Data for processing →
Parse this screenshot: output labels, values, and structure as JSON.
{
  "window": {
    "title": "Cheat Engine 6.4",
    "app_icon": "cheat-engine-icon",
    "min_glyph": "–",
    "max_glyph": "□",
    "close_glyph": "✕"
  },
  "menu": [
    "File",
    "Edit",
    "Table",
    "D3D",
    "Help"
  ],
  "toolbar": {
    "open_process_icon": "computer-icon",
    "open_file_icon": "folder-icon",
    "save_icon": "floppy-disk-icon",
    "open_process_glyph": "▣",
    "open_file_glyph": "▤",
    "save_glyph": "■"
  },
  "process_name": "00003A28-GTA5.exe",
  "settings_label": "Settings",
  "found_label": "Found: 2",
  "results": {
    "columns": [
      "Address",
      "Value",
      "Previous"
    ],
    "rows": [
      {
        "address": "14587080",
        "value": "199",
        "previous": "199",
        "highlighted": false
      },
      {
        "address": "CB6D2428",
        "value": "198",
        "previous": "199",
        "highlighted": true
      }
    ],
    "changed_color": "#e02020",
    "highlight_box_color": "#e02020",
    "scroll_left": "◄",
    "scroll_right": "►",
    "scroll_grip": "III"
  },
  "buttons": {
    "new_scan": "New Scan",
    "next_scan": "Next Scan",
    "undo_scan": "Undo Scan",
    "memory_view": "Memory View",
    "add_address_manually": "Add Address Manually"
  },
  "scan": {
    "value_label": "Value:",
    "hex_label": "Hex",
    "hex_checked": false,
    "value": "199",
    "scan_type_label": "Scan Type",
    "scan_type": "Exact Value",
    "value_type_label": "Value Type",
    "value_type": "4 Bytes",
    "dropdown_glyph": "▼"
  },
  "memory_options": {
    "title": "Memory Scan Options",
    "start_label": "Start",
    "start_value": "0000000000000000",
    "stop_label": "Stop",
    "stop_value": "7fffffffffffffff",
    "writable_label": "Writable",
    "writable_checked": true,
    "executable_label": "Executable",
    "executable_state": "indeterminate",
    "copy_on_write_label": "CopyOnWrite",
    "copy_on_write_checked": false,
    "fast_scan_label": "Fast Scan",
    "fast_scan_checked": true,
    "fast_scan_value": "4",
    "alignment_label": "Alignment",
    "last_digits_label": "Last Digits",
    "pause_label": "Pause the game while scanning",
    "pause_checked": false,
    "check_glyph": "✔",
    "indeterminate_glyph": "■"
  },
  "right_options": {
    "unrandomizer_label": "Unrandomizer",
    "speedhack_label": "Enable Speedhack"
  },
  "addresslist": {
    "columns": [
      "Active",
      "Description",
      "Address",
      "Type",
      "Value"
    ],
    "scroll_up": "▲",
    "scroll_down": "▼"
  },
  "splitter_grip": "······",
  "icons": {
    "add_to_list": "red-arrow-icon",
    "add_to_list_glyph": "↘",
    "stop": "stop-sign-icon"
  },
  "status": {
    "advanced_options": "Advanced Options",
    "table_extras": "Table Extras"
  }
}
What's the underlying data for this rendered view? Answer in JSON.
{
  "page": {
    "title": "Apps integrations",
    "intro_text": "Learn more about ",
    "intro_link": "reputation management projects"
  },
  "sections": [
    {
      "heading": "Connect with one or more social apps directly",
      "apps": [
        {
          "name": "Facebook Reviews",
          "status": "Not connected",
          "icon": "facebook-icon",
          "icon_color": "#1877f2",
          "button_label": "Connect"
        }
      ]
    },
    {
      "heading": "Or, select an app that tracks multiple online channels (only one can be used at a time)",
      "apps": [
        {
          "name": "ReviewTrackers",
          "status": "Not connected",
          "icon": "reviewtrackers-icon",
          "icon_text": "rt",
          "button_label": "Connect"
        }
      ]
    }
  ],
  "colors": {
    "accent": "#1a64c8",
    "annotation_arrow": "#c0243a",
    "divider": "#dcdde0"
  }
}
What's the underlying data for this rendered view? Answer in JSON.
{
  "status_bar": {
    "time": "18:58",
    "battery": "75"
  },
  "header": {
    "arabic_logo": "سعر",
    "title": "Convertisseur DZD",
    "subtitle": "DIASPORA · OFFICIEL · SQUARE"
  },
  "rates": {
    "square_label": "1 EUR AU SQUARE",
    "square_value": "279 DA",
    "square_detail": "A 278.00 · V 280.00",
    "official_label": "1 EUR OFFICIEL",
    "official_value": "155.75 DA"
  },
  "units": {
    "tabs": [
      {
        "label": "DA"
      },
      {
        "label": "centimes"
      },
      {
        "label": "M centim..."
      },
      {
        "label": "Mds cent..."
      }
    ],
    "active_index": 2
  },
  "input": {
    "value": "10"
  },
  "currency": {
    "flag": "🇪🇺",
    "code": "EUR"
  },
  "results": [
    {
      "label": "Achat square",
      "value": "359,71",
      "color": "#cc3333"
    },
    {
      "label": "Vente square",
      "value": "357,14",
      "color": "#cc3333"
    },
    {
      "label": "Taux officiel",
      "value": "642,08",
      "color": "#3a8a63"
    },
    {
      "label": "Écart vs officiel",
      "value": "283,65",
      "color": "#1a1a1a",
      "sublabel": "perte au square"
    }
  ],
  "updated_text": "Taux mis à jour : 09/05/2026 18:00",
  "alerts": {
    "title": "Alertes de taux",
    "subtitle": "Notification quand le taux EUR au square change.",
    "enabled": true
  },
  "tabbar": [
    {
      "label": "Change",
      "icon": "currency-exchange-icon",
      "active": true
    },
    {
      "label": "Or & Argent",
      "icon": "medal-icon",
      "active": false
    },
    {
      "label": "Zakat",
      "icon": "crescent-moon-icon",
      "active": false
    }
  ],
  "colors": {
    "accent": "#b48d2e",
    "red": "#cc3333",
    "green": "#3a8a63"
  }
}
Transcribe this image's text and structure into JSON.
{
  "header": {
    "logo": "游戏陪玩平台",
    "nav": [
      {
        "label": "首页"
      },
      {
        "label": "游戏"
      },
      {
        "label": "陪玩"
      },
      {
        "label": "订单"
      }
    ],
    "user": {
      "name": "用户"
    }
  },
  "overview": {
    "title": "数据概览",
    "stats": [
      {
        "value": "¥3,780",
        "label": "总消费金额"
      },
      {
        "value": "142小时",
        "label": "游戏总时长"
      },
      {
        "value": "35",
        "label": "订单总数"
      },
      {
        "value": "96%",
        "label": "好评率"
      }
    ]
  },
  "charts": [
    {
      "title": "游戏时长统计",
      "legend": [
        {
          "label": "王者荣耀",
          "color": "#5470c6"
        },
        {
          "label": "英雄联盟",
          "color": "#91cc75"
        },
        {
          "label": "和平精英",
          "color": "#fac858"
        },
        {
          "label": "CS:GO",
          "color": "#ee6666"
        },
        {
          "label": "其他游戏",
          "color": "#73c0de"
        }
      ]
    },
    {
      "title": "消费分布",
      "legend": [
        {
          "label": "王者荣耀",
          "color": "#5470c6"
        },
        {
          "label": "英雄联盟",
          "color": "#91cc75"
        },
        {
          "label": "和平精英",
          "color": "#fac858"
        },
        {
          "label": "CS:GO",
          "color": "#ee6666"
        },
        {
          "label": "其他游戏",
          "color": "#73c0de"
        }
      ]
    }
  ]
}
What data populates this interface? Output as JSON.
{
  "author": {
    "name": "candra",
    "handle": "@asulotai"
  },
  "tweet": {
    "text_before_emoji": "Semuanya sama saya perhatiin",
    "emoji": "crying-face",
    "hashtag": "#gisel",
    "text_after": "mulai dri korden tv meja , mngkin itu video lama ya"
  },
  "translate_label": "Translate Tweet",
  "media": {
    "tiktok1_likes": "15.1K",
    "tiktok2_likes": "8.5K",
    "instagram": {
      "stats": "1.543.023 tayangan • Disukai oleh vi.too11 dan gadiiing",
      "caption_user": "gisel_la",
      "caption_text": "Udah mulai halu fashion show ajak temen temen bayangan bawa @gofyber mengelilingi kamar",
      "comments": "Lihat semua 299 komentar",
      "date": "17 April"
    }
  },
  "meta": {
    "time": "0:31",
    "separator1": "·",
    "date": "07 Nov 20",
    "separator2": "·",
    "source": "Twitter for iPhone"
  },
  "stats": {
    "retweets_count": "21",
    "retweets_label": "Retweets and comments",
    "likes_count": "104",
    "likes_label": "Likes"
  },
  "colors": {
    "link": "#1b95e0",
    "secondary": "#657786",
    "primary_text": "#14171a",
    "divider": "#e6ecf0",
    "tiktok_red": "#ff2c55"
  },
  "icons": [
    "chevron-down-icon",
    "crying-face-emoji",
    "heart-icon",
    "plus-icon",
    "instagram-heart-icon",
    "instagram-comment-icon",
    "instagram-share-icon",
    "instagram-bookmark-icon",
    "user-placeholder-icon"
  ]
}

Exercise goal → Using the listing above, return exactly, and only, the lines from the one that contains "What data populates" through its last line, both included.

Answer box →
What data populates this interface? Output as JSON.
{
  "author": {
    "name": "candra",
    "handle": "@asulotai"
  },
  "tweet": {
    "text_before_emoji": "Semuanya sama saya perhatiin",
    "emoji": "crying-face",
    "hashtag": "#gisel",
    "text_after": "mulai dri korden tv meja , mngkin itu video lama ya"
  },
  "translate_label": "Translate Tweet",
  "media": {
    "tiktok1_likes": "15.1K",
    "tiktok2_likes": "8.5K",
    "instagram": {
      "stats": "1.543.023 tayangan • Disukai oleh vi.too11 dan gadiiing",
      "caption_user": "gisel_la",
      "caption_text": "Udah mulai halu fashion show ajak temen temen bayangan bawa @gofyber mengelilingi kamar",
      "comments": "Lihat semua 299 komentar",
      "date": "17 April"
    }
  },
  "meta": {
    "time": "0:31",
    "separator1": "·",
    "date": "07 Nov 20",
    "separator2": "·",
    "source": "Twitter for iPhone"
  },
  "stats": {
    "retweets_count": "21",
    "retweets_label": "Retweets and comments",
    "likes_count": "104",
    "likes_label": "Likes"
  },
  "colors": {
    "link": "#1b95e0",
    "secondary": "#657786",
    "primary_text": "#14171a",
    "divider": "#e6ecf0",
    "tiktok_red": "#ff2c55"
  },
  "icons": [
    "chevron-down-icon",
    "crying-face-emoji",
    "heart-icon",
    "plus-icon",
    "instagram-heart-icon",
    "instagram-comment-icon",
    "instagram-share-icon",
    "instagram-bookmark-icon",
    "user-placeholder-icon"
  ]
}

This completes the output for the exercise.